→ Interface dataset entries
[Start of Attachment]
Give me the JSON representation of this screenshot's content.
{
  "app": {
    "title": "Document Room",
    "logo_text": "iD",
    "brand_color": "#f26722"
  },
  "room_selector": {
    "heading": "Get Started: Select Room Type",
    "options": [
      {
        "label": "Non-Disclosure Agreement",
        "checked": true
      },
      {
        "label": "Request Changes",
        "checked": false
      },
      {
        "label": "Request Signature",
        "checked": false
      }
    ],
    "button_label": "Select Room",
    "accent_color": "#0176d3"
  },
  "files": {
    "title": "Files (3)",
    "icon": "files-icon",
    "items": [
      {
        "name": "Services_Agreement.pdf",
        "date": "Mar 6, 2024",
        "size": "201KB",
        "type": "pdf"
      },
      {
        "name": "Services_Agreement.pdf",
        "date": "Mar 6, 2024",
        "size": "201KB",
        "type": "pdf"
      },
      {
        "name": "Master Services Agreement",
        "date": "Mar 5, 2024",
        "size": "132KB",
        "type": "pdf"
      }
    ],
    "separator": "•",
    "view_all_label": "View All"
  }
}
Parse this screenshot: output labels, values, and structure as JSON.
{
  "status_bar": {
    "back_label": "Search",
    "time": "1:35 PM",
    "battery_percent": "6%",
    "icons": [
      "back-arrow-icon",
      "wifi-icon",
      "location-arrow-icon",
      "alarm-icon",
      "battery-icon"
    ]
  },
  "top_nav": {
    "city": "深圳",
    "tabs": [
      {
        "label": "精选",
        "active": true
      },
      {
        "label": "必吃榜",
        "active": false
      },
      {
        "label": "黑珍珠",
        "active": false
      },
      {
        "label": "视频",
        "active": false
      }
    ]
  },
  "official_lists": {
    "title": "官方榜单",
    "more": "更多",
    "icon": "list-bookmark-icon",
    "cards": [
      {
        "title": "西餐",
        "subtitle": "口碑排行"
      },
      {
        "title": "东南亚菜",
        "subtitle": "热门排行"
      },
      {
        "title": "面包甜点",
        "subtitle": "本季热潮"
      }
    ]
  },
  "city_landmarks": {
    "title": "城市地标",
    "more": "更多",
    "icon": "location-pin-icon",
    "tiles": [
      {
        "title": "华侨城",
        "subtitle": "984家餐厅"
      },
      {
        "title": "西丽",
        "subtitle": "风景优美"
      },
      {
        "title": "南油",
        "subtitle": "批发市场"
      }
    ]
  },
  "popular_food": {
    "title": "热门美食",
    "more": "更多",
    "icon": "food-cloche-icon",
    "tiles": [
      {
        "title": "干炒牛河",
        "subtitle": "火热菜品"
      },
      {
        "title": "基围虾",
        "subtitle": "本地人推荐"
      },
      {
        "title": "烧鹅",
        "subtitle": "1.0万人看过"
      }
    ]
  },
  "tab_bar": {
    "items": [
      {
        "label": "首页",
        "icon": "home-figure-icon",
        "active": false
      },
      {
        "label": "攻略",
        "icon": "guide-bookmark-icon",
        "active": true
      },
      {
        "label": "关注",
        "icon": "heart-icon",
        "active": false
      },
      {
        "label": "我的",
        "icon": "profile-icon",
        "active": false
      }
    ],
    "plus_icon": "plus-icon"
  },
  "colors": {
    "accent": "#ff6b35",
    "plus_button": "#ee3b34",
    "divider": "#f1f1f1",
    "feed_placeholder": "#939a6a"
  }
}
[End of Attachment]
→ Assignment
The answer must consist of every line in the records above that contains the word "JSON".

→ Task answer
Give me the JSON representation of this screenshot's content.
Parse this screenshot: output labels, values, and structure as JSON.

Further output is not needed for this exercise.